Well, it’s time to put on the waders…because this crap has gotten deep.
A wise man once told me, “The problem with stepping in crap is the more you move around, the more it stinks.”  I agree.  But I can’t take it anymore.  It feels as if my head is going to explode.  I find myself either avoiding the news or huffing in disbelief, ”Are you kidding me?!  Seriously?!”  So in my role as “the Kid” in the story “The Emperor’s New Clothes”, I have two words for he who believes himself king:
Grow up.
It shouldn’t be necessary to point out that hissy fits via Twitter are unbecoming to ANYONE in a position of power.  We’re all aware “you won!” …as well as who didn’t.  Real adults know when to let things go and move on.   Being viewed by the world, not as the leader of a great country (we knew that word before you claimed it, you know) but as a spoiled, rich brat who yells louder when he doesn’t get his way isn’t… well….great. Repeating the same lies over and over doesn’t make them true. Even a five year old knows that.  The problem is, for all you have, you don’t know how to be a true public servant. That’s what your job is, you know.  Serving others.

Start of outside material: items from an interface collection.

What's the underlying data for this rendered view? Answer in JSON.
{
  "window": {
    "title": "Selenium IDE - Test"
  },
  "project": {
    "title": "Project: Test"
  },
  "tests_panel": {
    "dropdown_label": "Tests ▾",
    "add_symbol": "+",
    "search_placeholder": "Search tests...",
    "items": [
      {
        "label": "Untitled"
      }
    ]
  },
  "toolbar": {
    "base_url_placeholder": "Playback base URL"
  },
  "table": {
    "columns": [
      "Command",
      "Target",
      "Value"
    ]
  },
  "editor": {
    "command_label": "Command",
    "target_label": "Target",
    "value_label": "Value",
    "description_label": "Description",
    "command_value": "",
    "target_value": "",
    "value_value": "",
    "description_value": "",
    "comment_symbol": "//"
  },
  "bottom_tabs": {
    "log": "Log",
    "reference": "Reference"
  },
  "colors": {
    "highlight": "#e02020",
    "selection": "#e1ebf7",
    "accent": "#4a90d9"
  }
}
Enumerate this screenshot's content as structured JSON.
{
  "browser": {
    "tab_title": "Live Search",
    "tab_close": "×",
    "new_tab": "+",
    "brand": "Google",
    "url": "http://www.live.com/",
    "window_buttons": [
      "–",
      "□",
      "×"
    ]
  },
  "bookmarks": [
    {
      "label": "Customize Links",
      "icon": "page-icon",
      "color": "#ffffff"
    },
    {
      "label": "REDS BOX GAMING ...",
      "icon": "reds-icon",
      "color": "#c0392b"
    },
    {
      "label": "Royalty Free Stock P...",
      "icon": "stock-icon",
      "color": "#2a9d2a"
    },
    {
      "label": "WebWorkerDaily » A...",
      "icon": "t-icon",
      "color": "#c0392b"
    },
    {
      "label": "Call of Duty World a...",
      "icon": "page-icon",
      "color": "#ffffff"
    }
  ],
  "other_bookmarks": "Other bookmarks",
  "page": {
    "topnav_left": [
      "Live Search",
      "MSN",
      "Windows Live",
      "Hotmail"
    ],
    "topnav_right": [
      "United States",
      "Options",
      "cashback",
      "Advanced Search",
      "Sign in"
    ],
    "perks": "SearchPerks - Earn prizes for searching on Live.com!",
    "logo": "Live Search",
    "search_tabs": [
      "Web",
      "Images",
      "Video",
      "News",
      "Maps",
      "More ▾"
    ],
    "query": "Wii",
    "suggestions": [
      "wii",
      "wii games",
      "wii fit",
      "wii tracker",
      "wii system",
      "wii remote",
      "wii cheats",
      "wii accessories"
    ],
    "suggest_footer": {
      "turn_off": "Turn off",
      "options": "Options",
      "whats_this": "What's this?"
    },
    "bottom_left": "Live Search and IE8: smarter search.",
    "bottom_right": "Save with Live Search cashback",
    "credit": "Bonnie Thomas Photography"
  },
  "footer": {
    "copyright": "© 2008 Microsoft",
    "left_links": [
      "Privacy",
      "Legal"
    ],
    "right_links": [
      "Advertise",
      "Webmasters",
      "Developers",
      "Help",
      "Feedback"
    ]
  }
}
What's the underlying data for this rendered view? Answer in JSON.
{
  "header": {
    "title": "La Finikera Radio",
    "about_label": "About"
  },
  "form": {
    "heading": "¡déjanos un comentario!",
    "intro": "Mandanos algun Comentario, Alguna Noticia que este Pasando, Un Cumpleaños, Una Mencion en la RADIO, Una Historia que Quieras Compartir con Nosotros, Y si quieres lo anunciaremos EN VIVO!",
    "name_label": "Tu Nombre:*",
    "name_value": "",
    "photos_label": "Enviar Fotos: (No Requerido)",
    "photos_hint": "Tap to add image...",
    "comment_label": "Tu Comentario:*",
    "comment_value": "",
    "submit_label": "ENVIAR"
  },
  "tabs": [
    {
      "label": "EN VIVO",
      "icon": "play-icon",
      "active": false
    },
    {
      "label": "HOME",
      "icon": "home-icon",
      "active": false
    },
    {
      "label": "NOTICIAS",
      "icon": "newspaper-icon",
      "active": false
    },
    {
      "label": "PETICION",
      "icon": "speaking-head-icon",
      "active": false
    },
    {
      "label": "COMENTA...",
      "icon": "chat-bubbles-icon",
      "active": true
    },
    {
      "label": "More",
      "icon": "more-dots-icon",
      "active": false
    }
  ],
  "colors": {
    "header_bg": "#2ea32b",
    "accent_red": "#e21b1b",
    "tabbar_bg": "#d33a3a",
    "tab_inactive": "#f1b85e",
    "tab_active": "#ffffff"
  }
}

Let me help. I am a public servant.  I’ve worked in local government, serving my community, for almost 30 years.  Even with a college degree, my annual salary is probably what you spend on a fancy dinner…or a couple of rounds of golf.  I’m the Director of a facility…and the entire staff.  On Tuesdays I cook lunch…one that I planned, shopped for and served.  On Friday, I’m the janitor, cleaning toilets and taking out the trash.  Hell, I even take home our kitchen laundry once a month.  I’m part of a mandatory retirement system I didn’t choose, which allowed the public to vote that it was okay for the state to invest my money.  There have been some lousy investments, leaving my state representatives complaining that I, as an employee, need to pay more into the system.  (Because they’re paying out $3 billion a year and only taking in $2 billion a year…and somehow that’s my fault).  My 3% cost of living raise is eaten up by the increase in my only “perk”…health insurance.  In a few months, my retirement contribution will rise to 9% that disappears from my paycheck before it’s written.  I’m pretty sure if I make it to retirement; I might be working for free. 
And yet I stay.  Why?  To make a difference in the lives of those who came before me.  To offer an option for those tax dollars which pay my salary.  To encourage a sense of community in a world spinning out of control.  Do you know how my facility is viewed by those who use it?  As a “home away from home. Where somebody cares.”
I may not be rich or (in)famous, but I am somebody.  And there are more of us than your favorite polls describe.  If I could offer advice to someone not interested in it, I’d tell you….
…suck it up, Buttercup.  Life is hard.  You won’t always win.  My bank account may be skinny, but I have common sense, a working moral compass and a sense of humor.  Honestly, I think I’m richer than you.  And I know a lie when I hear one.
Just remember, you’re living in OUR house.  And we expect our guests to show some class and respect while on the premises.